In a February 2, 2008, cover story in New Scientist, Jim Giles asked whether political leanings were genetic:
“…Across the land, liberals and conservatives are slugging it out, trying to convince each other that their way of thinking is right. They may be wasting their breath.
“According to an emerging idea, political positions are substantially determined by biology and can be stubbornly resistant to reason. ‘These views are deep-seated and built into our brains. Trying to persuade someone not to be liberal is like trying to persuade someone not to have brown eyes. We have to rethink persuasion,’ says John Alford, a political scientist at Rice University in Houston, Texas.
“Evidence to support this idea is growing. For example, twin studies suggest that opinions on a long list of issues, from religion in schools to nuclear power and gay rights, have a substantial genetic component. The decision to vote rather than stay at home on election day may also be linked to genes. Neuroscientists have also got in on the act, showing that liberals and conservatives have different patterns of brain activity.”
The article goes on to tie genetics to political views through the mechanisms by which genetics influence the formation of basic personality types, which are highly heritable. These, in turn, seem to be readily correlated with modern American political party preferences. (The genetic linkage is not limited to Americans, but other nations express the linkage to policy through different political institutions unique to their cultures.)
According to an existing and well-respected personality model, five basic personality axes can be defined: conscientiousness, openness, extroversion, agreeableness and neuroticism. The latter two seem to have little to do with political orientation, but the other three axes do show strong differences between Liberals and Conservatives.
Conscientious people are defined as being organized, self-disciplined, and responsible, and likely to follow rules. Conscientious people tend to favor conservative political positions and oppose liberal positions.
Open people are defined as anticipating new experiences, seeing change as presenting opportunities rather than problems, and as envisioning the possibilities of the world that might be. Open people tend to favor liberal positions and oppose conservative positions.
Extroverted people are quick to self-disclose, process information out loud and like to be seen as being busy.
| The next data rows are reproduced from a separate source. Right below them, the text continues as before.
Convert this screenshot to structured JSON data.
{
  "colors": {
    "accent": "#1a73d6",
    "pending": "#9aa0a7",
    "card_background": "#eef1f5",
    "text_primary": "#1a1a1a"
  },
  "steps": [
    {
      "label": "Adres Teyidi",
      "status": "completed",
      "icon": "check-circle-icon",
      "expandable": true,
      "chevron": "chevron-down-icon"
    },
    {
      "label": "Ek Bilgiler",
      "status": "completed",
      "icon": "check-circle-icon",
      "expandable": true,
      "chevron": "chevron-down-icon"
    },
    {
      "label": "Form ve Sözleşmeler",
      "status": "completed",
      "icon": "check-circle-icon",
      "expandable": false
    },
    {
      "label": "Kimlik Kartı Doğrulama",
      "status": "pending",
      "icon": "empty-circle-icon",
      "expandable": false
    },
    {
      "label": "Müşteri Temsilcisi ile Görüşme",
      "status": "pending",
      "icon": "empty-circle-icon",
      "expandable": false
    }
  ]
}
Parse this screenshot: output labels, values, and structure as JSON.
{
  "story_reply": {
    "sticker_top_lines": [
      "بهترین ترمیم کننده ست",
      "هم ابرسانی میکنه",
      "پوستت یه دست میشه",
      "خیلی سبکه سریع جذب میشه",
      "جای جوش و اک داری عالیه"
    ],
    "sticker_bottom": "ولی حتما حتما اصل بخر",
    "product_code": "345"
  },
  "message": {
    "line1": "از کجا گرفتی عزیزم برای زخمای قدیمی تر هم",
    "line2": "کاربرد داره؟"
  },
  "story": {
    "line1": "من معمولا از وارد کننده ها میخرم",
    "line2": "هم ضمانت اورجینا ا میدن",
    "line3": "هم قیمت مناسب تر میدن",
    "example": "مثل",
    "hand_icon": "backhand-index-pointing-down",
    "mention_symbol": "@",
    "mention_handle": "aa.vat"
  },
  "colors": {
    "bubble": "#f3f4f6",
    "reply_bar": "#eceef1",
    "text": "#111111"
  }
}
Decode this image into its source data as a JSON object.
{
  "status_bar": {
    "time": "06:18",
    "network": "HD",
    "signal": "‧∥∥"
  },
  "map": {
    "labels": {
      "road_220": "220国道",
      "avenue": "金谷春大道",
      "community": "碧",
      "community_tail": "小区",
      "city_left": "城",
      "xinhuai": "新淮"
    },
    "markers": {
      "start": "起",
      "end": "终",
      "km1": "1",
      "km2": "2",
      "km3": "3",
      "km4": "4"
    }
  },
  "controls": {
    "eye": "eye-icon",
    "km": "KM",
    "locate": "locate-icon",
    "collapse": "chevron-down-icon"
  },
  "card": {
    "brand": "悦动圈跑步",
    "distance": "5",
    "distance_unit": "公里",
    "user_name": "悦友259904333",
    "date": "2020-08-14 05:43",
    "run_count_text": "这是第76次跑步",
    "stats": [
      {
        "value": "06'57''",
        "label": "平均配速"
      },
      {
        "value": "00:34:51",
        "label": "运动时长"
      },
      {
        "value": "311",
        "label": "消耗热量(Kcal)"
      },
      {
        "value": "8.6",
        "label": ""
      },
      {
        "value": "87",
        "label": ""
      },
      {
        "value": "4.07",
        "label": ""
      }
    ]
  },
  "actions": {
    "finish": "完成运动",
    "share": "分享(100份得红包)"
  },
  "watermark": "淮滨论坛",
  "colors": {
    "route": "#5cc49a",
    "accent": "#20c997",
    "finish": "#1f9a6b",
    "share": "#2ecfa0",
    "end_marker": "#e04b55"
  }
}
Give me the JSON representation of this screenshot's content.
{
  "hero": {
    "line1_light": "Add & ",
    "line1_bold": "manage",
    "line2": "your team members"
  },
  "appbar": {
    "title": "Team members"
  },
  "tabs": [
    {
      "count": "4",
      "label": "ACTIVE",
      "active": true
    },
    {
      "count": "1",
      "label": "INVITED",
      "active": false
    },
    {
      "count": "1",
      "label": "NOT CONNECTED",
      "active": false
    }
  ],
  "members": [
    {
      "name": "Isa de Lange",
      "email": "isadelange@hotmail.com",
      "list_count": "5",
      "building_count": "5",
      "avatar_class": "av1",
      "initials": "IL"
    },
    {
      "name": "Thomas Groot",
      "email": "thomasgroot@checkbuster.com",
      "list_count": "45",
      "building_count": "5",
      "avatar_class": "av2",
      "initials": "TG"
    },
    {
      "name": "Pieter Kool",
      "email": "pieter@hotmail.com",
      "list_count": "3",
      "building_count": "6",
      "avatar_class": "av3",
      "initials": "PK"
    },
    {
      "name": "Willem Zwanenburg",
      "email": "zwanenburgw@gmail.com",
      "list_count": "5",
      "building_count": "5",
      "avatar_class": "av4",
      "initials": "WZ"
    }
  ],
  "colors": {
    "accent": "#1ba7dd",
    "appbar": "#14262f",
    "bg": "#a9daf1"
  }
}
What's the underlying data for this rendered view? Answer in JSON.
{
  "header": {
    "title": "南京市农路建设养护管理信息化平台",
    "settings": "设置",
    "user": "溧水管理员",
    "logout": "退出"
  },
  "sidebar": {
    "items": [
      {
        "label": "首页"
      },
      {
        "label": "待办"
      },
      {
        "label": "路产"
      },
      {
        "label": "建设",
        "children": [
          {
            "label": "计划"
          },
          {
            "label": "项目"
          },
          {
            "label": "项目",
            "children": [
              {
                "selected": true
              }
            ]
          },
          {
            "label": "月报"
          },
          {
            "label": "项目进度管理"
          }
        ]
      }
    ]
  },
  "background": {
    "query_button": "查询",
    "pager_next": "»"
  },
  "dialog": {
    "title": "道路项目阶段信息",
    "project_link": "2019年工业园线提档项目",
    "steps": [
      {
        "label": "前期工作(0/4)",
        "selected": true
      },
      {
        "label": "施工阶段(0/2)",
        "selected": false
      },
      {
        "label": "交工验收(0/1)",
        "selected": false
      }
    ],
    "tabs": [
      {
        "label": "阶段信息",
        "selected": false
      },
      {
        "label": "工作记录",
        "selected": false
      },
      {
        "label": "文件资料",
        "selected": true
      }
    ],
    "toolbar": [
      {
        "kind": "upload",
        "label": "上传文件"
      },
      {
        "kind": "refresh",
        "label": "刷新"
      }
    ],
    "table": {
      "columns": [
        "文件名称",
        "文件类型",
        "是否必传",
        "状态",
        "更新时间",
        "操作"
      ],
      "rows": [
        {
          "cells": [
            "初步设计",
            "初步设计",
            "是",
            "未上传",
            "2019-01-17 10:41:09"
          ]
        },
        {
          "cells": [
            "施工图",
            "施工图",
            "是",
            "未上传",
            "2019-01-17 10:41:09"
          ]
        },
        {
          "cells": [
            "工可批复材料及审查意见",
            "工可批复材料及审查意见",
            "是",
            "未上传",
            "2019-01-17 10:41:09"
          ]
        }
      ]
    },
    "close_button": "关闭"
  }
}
Extroverted people also tend to favor liberal positions and oppose conservative ones.
Now, no psychological model can reproduce the complexity of a human being, and the article itself is filled with qualifications and limitations of the various research studies involved. But it ends with a quote that I find very relevant to discussions we’ve been having on Mormon Matters:
“So the guy at the bar [blog] may never agree with you, but perhaps realizing that can be liberating. ‘We spend a lot of energy getting upset with the other side,’ says Alford. ‘We often think our opponents are misinformed or stubborn. Accepting that people are born with some of their views changes that’, Alford points out. ‘Come to terms with these differences, and you can spend the energy now wasted on persuasion on figuring out ways of accommodating both points of view.”
In fact, perhaps God (and/or evolution, if you prefer) designed humanity that way quite intentionally – with separate preferences imparting resistance for society to various “spiritual diseases”. After all, different strains of wheat protect the field from the emergence of a new fungus.
Perhaps, rather than either liberals or conservatives being right or meeting in a middle ground, we actually need to preserve each other to hear truth.
Do we, as spoken of in Genesis and Ether, metaphorically speak to each other with “confounded languages” that prevent communication before it even begins? And do we also need to pray that our languages “be not confounded”?